Shandong Airlines is based in Jinan - capital of Shandong province in North-east China just south of the Beijing/Tianjin mega conurbation. It is China's 2nd most populous province, with a 2010 population of over 95 million people (that's roughly the same size as the Philippines) and about 7% of China's population. Its own airline was established in March 1994.
As with most airlines in China its initial funding came from sources associated with the provincial government; in this case Shandong Economy Development Investment Corporation, Shandong Provincial Project Committee, Jinan, Qingdao, Yantai and Jining Investment Corporations, Shengli Oil Corporation, Qilu Petro-chemical Corporation, Jinan Steel Group, Laiwu Steel General Factory, Yanzhou Mining Bureau and Jinan high-tech Industry development Zone state-capital operation Co.Ltd.
The airline's initial equipment was a trio of new Boeing 737-35Ns delivered direct from Boeing as part of a May 1995 order made by China Aircraft Supplies (CASC), who handled all the orders for Chinese airliners during the 1990s. The first pair of 737s arrived in March 1996 and were joined by the third in October. Shandong also appears to have been provided with the routes operated by China Southern's 8 Saab-340s or at the very least it got the aircraft, which arrived in two batches in July 1997 and December 1998.
In September 1997, less than a year after its formation, Shandong joined with 5 other of the small independents to create the New Star "Xinxing" Air Alliance. The other airlines included several that would later become majors (Hainan Airlines, Shenzhen Airlines and Sichuan Airlines) as well as two that would be swallowed up by the big three (Wuhan Airlines and Zhongyuan Airlines).
All but Sichuan (using 3 A320s) based their fleets around the Boeing 737-300, for a total of only 57 aircraft. Hainan was the largest but still only operated 15 aircraft, nine of which were 737-300/400s. Shandong with its 3 737s was no larger than Wuhan Airlines or Zhongyuan.
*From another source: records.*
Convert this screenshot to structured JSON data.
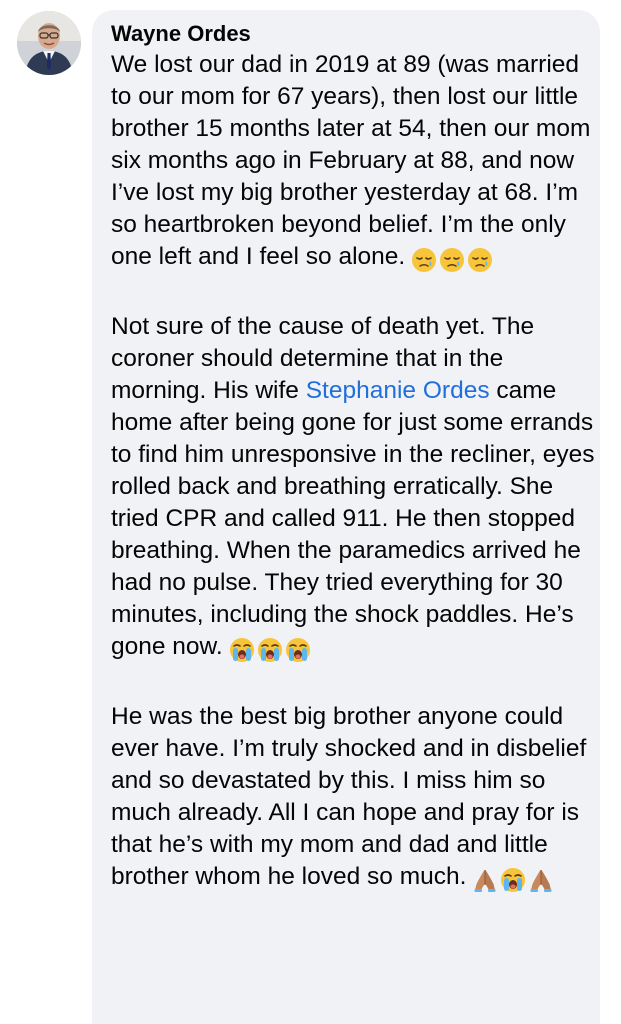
{
  "comment": {
    "author": "Wayne Ordes",
    "paragraphs": [
      {
        "text": "We lost our dad in 2019 at 89 (was married to our mom for 67 years), then lost our little brother 15 months later at 54, then our mom six months ago in February at 88, and now I’ve lost my big brother yesterday at 68. I’m so heartbroken beyond belief. I’m the only one left and I feel so alone.",
        "emojis": [
          "sleepy-tear-face-icon",
          "sleepy-tear-face-icon",
          "sleepy-tear-face-icon"
        ]
      },
      {
        "before_link": "Not sure of the cause of death yet. The coroner should determine that in the morning. His wife ",
        "link": "Stephanie Ordes",
        "after_link": " came home after being gone for just some errands to find him unresponsive in the recliner, eyes rolled back and breathing erratically. She tried CPR and called 911. He then stopped breathing. When the paramedics arrived he had no pulse. They tried everything for 30 minutes, including the shock paddles. He’s gone now.",
        "emojis": [
          "loudly-crying-face-icon",
          "loudly-crying-face-icon",
          "loudly-crying-face-icon"
        ]
      },
      {
        "text": "He was the best big brother anyone could ever have. I’m truly shocked and in disbelief and so devastated by this. I miss him so much already. All I can hope and pray for is that he’s with my mom and dad and little brother whom he loved so much.",
        "emojis": [
          "folded-hands-icon",
          "loudly-crying-face-icon",
          "folded-hands-icon"
        ]
      }
    ]
  },
  "colors": {
    "bubble_background": "#f0f2f5",
    "link": "#216fdb",
    "text": "#050505"
  }
}
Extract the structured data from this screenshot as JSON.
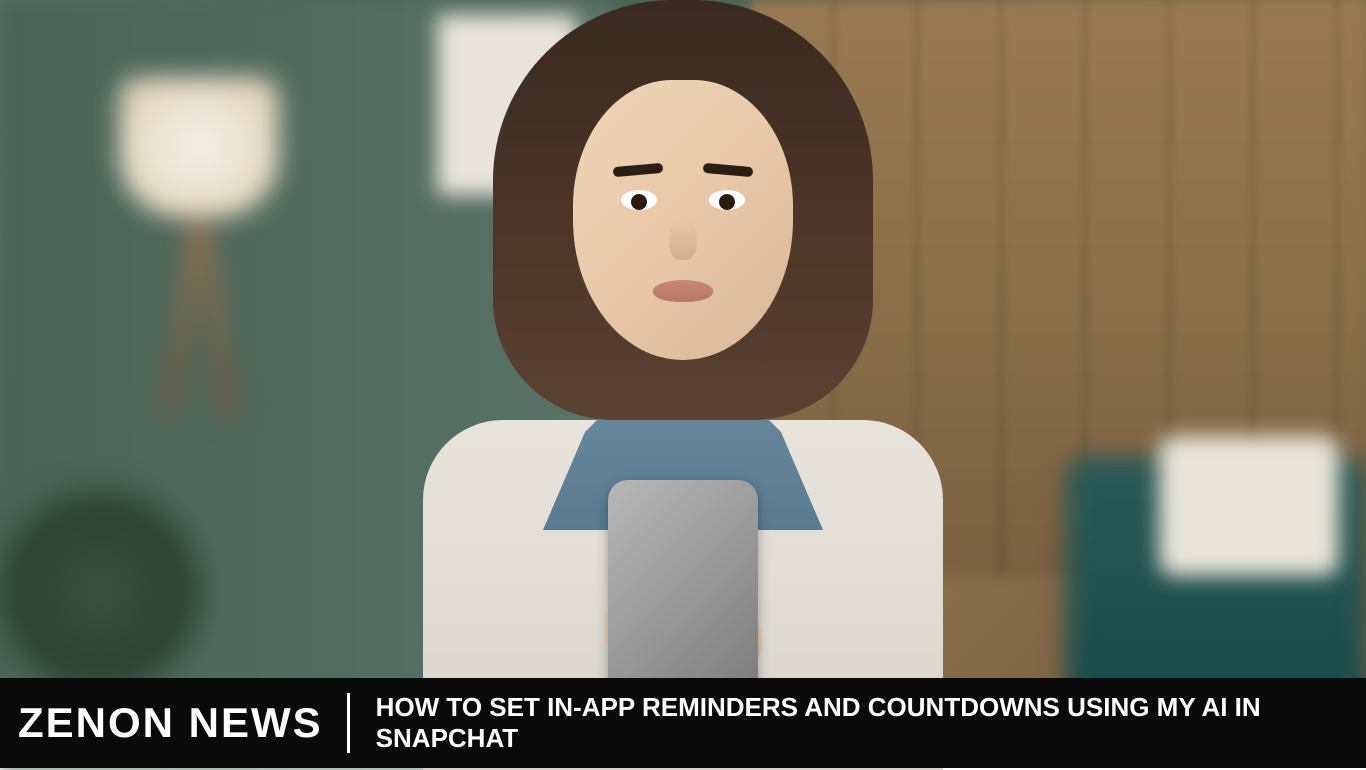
{
  "banner": {
    "brand": "ZENON NEWS",
    "title": "HOW TO SET IN-APP REMINDERS AND COUNTDOWNS USING MY AI IN SNAPCHAT"
  }
}
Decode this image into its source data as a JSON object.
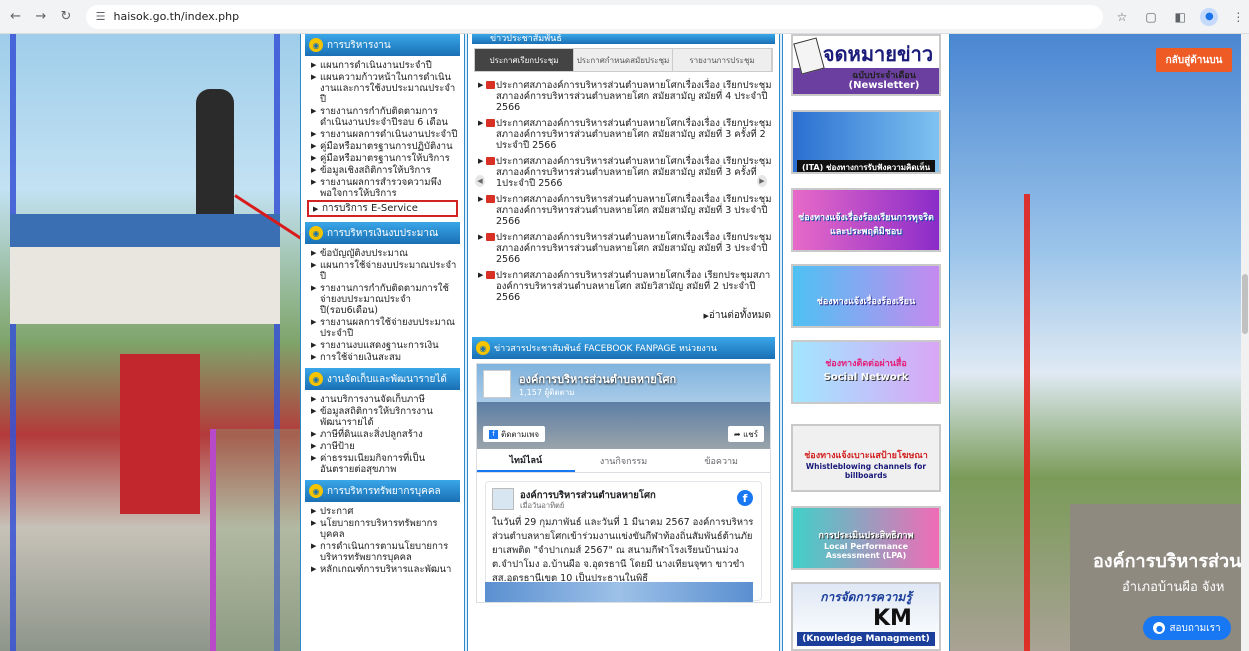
{
  "browser": {
    "url": "haisok.go.th/index.php",
    "back_icon": "arrow-left",
    "forward_icon": "arrow-right",
    "reload_icon": "reload",
    "site_info_icon": "tune",
    "bookmark_icon": "star",
    "extensions_icon": "puzzle",
    "sidebar_icon": "sidebar",
    "menu_icon": "kebab"
  },
  "overlay": {
    "back_button": "กลับสู่ด้านบน",
    "contact_button": "สอบถามเรา"
  },
  "background": {
    "sign_title": "องค์การบริหารส่วน",
    "sign_subtitle": "อำเภอบ้านผือ  จังห"
  },
  "left": {
    "sec1_title": "การบริหารงาน",
    "sec1_items": [
      "แผนการดำเนินงานประจำปี",
      "แผนความก้าวหน้าในการดำเนินงานและการใช้งบประมาณประจำปี",
      "รายงานการกำกับติดตามการดำเนินงานประจำปีรอบ 6 เดือน",
      "รายงานผลการดำเนินงานประจำปี",
      "คู่มือหรือมาตรฐานการปฏิบัติงาน",
      "คู่มือหรือมาตรฐานการให้บริการ",
      "ข้อมูลเชิงสถิติการให้บริการ",
      "รายงานผลการสำรวจความพึงพอใจการให้บริการ",
      "การบริการ E-Service"
    ],
    "sec2_title": "การบริหารเงินงบประมาณ",
    "sec2_items": [
      "ข้อบัญญัติงบประมาณ",
      "แผนการใช้จ่ายงบประมาณประจำปี",
      "รายงานการกำกับติดตามการใช้จ่ายงบประมาณประจำปี(รอบ6เดือน)",
      "รายงานผลการใช้จ่ายงบประมาณประจำปี",
      "รายงานงบแสดงฐานะการเงิน",
      "การใช้จ่ายเงินสะสม"
    ],
    "sec3_title": "งานจัดเก็บและพัฒนารายได้",
    "sec3_items": [
      "งานบริการงานจัดเก็บภาษี",
      "ข้อมูลสถิติการให้บริการงานพัฒนารายได้",
      "ภาษีที่ดินและสิ่งปลูกสร้าง",
      "ภาษีป้าย",
      "ค่าธรรมเนียมกิจการที่เป็นอันตรายต่อสุขภาพ"
    ],
    "sec4_title": "การบริหารทรัพยากรบุคคล",
    "sec4_items": [
      "ประกาศ",
      "นโยบายการบริหารทรัพยากรบุคคล",
      "การดำเนินการตามนโยบายการบริหารทรัพยากรบุคคล",
      "หลักเกณฑ์การบริหารและพัฒนา"
    ]
  },
  "middle": {
    "news_title": "ข่าวประชาสัมพันธ์",
    "tabs": [
      "ประกาศเรียกประชุม",
      "ประกาศกำหนดสมัยประชุม",
      "รายงานการประชุม"
    ],
    "news": [
      "ประกาศสภาองค์การบริหารส่วนตำบลหายโศกเรื่องเรื่อง เรียกประชุมสภาองค์การบริหารส่วนตำบลหายโศก สมัยสามัญ สมัยที่ 4 ประจำปี 2566",
      "ประกาศสภาองค์การบริหารส่วนตำบลหายโศกเรื่องเรื่อง เรียกประชุมสภาองค์การบริหารส่วนตำบลหายโศก สมัยสามัญ สมัยที่ 3 ครั้งที่ 2 ประจำปี 2566",
      "ประกาศสภาองค์การบริหารส่วนตำบลหายโศกเรื่องเรื่อง เรียกประชุมสภาองค์การบริหารส่วนตำบลหายโศก สมัยสามัญ สมัยที่ 3 ครั้งที่ 1ประจำปี 2566",
      "ประกาศสภาองค์การบริหารส่วนตำบลหายโศกเรื่องเรื่อง เรียกประชุมสภาองค์การบริหารส่วนตำบลหายโศก สมัยสามัญ สมัยที่ 3 ประจำปี 2566",
      "ประกาศสภาองค์การบริหารส่วนตำบลหายโศกเรื่องเรื่อง เรียกประชุมสภาองค์การบริหารส่วนตำบลหายโศก สมัยสามัญ สมัยที่ 3 ประจำปี 2566",
      "ประกาศสภาองค์การบริหารส่วนตำบลหายโศกเรื่อง เรียกประชุมสภาองค์การบริหารส่วนตำบลหายโศก สมัยวิสามัญ สมัยที่ 2 ประจำปี 2566"
    ],
    "read_more": "อ่านต่อทั้งหมด",
    "fb_section_title": "ข่าวสารประชาสัมพันธ์ FACEBOOK FANPAGE หน่วยงาน",
    "fb_page_name": "องค์การบริหารส่วนตำบลหายโศก",
    "fb_followers": "1,157 ผู้ติดตาม",
    "fb_follow": "ติดตามเพจ",
    "fb_share": "แชร์",
    "fb_tabs": [
      "ไทม์ไลน์",
      "งานกิจกรรม",
      "ข้อความ"
    ],
    "post_author": "องค์การบริหารส่วนตำบลหายโศก",
    "post_time": "เมื่อวันอาทิตย์",
    "post_body": "ในวันที่ 29 กุมภาพันธ์ และวันที่ 1 มีนาคม 2567 องค์การบริหารส่วนตำบลหายโศกเข้าร่วมงานแข่งขันกีฬาท้องถิ่นสัมพันธ์ต้านภัยยาเสพติด \"จำปาเกมส์ 2567\" ณ สนามกีฬาโรงเรียนบ้านม่วง ต.จำปาโมง อ.บ้านผือ จ.อุดรธานี โดยมี นางเทียนจุฑา ขาวขำ สส.อุดรธานีเขต 10 เป็นประธานในพิธี"
  },
  "right": {
    "bn1_l1": "จดหมายข่าว",
    "bn1_l2": "ฉบับประจำเดือน",
    "bn1_l3": "(Newsletter)",
    "bn2_l1": "(ITA) ช่องทางการรับฟังความคิดเห็น",
    "bn3_l1": "ช่องทางแจ้งเรื่องร้องเรียนการทุจริตและประพฤติมิชอบ",
    "bn4_l1": "ช่องทางแจ้งเรื่องร้องเรียน",
    "bn5_l1": "ช่องทางติดต่อผ่านสื่อ",
    "bn5_l2": "Social Network",
    "bn6_l1": "ช่องทางแจ้งเบาะแสป้ายโฆษณา",
    "bn6_l2": "Whistleblowing channels for billboards",
    "bn7_l1": "การประเมินประสิทธิภาพ",
    "bn7_l2": "Local Performance Assessment (LPA)",
    "bn8_l1": "การจัดการความรู้",
    "bn8_l2": "KM",
    "bn8_l3": "(Knowledge Managment)"
  }
}
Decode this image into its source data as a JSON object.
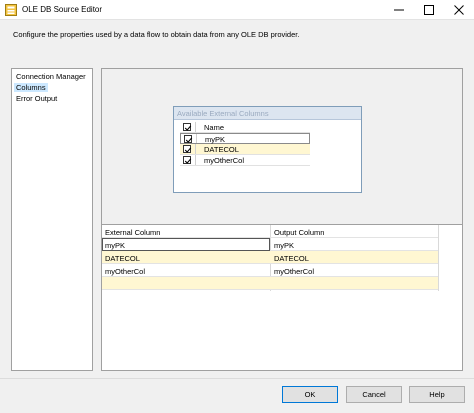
{
  "window": {
    "title": "OLE DB Source Editor",
    "icon": "ssis-component-icon"
  },
  "description": "Configure the properties used by a data flow to obtain data from any OLE DB provider.",
  "nav": {
    "items": [
      {
        "label": "Connection Manager",
        "selected": false
      },
      {
        "label": "Columns",
        "selected": true
      },
      {
        "label": "Error Output",
        "selected": false
      }
    ]
  },
  "available_columns": {
    "title": "Available External Columns",
    "rows": [
      {
        "label": "Name",
        "checked": true
      },
      {
        "label": "myPK",
        "checked": true
      },
      {
        "label": "DATECOL",
        "checked": true
      },
      {
        "label": "myOtherCol",
        "checked": true
      }
    ]
  },
  "mapping": {
    "headers": {
      "external": "External Column",
      "output": "Output Column"
    },
    "rows": [
      {
        "external": "myPK",
        "output": "myPK"
      },
      {
        "external": "DATECOL",
        "output": "DATECOL"
      },
      {
        "external": "myOtherCol",
        "output": "myOtherCol"
      },
      {
        "external": "",
        "output": ""
      }
    ]
  },
  "buttons": {
    "ok": "OK",
    "cancel": "Cancel",
    "help": "Help"
  },
  "colors": {
    "selection": "#cce8ff",
    "highlight_row": "#fff7d2",
    "accent": "#0078d7"
  }
}
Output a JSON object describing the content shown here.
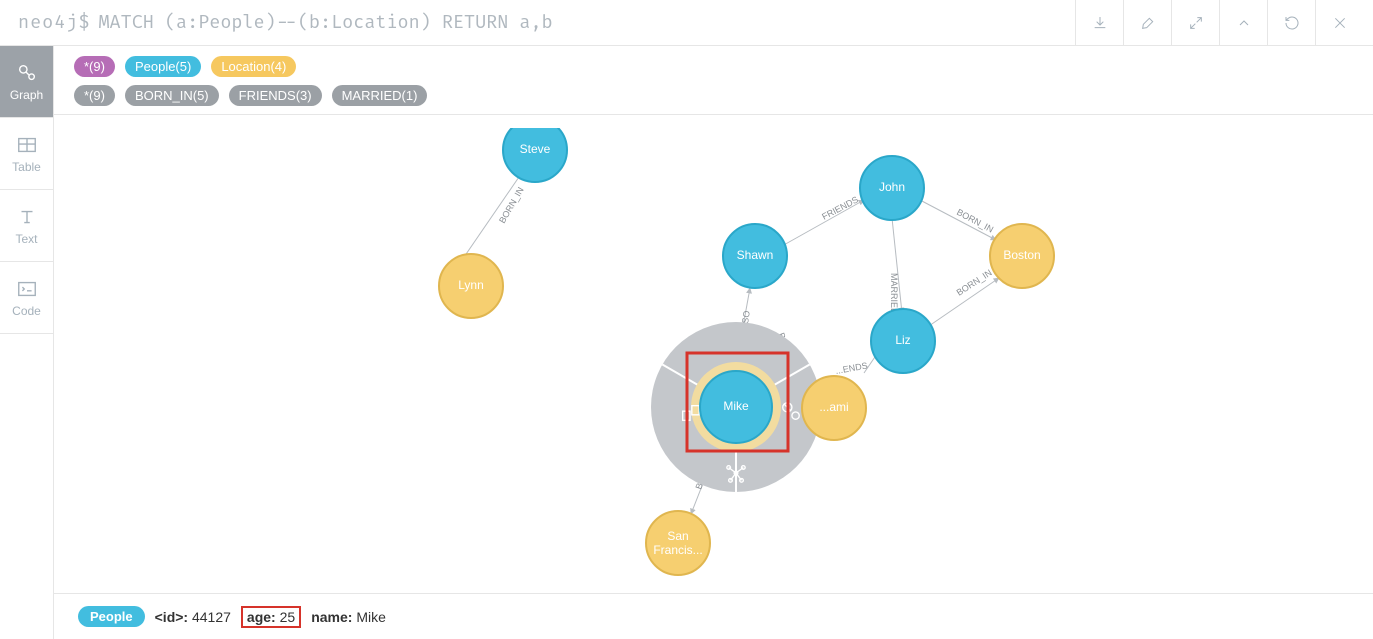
{
  "prompt": "neo4j$",
  "query": "MATCH (a:People)--(b:Location) RETURN a,b",
  "sideTabs": {
    "graph": "Graph",
    "table": "Table",
    "text": "Text",
    "code": "Code"
  },
  "labelTags": {
    "star": "*(9)",
    "people": "People(5)",
    "location": "Location(4)"
  },
  "relTags": {
    "star": "*(9)",
    "born": "BORN_IN(5)",
    "friends": "FRIENDS(3)",
    "married": "MARRIED(1)"
  },
  "nodes": {
    "steve": "Steve",
    "lynn": "Lynn",
    "shawn": "Shawn",
    "john": "John",
    "boston": "Boston",
    "liz": "Liz",
    "mike": "Mike",
    "miami": "...ami",
    "sf1": "San",
    "sf2": "Francis..."
  },
  "edges": {
    "born": "BORN_IN",
    "friends": "FRIENDS",
    "married": "MARRIED",
    "so": "SO",
    "bo": "BO"
  },
  "footer": {
    "label": "People",
    "idKey": "<id>:",
    "idVal": "44127",
    "ageKey": "age:",
    "ageVal": "25",
    "nameKey": "name:",
    "nameVal": "Mike"
  }
}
This new alliance was an attempt to bolster the independents against the big three, and try and realise some profitability in an environment where only 6 of China's 35 airlines were in the black.
The CAAC was beginning to see rationalisation, rather than proliferation, as key to profitability and gradually coerced the airlines into mergers, which effectively rendered the Xinxing alliance stillborn. Shandong Airlines however survived and appears to have been one of the better run airlines. In fact in October 2002 it was one of 3 airlines that combined to takeover Sichuan Airlines. Shandong took a 10% stake, whilst Shanghai Airlines also took 10% and China Southern took a 39% stake. Sichuan Airlines kept 40% of the new company, which its assets were transferred to. To this day it continues to have an odd mixture of shareholders.
Despite this success and listing on the Shenzhen sharemarket in 2000 Shandong itself felt the need for partners. It had expanded into further regional operations using 9 Bombardier CRJ-200s and 2 CRJ-700s, however these had proven loss making and by late 2003 it was looking for a strategic partner. That partner turned out to be Air China, which in March 2004 took a large minority stake in the airline by paying 500 million yuan ($60 million) to acquire 22.8%. By this time Shandong's fleet had grown to include 12 737-300s with four added on lease from GECAS and 3 from Boullion Aviation Services since 2000.
At this point Shandong Airlines was operating hubs at both Jinan and Qingdao and serving destinations including Beijing, Shanghai, Guangzhou, Shenzhen, Kunming, Zhenjing, Beihai, Haikou, Huangshang, Xi’an, Wulumuqi, Changsha, Nanjing, Zhuhai, Hongzhou and Xiamen. Following the Air China purchase the Saab 340s were quickly sold and the CRJ fleet also reduced. The 737-300 fleet meanwhile expanded to 16 aircraft with the first 737NGs arriving in June 2005.
Air China has subsequently wholly taken over the airline, but it has survived and grown to the point where it is now one of China's largest airlines with a fleet of 100 aircraft. Hub operations are run from Jinan, Beijing, Qingdao and Yantai to over 60 destinations. The Boeing 737-300, which served the airline so well has now been fully replaced by 737-800s and a few 737-700s. B-2968 was the last 737-300 to leave the fleet on August 20, 2014. The owned aircraft, aside from B-2995 damaged in a fire, have been converted to ferighters and now serve with China Postal Airlines.
Shandong Airlines. Airfleets.com
Shandong Airlines history.
1995, May. China's aircraft-buying ban crumbles in face of demand. Flight Global
1997, Sept. Chinese independents co-operate to form defensive alliance. Flight Global
2002, Oct. Chinese grouping takes over Sichuan. Flight Global
2003, Oct. Shandong courted by Air China as it seeks funding. Flight Global
2004, Mar. Air China takes stake in Shandong. Flight Global
I'm Richard Stretton: a fan of classic airliners and airlines who enjoys exploring their history through my collection of die-cast airliners. If you enjoy the site please donate whatever you can to help keep it running: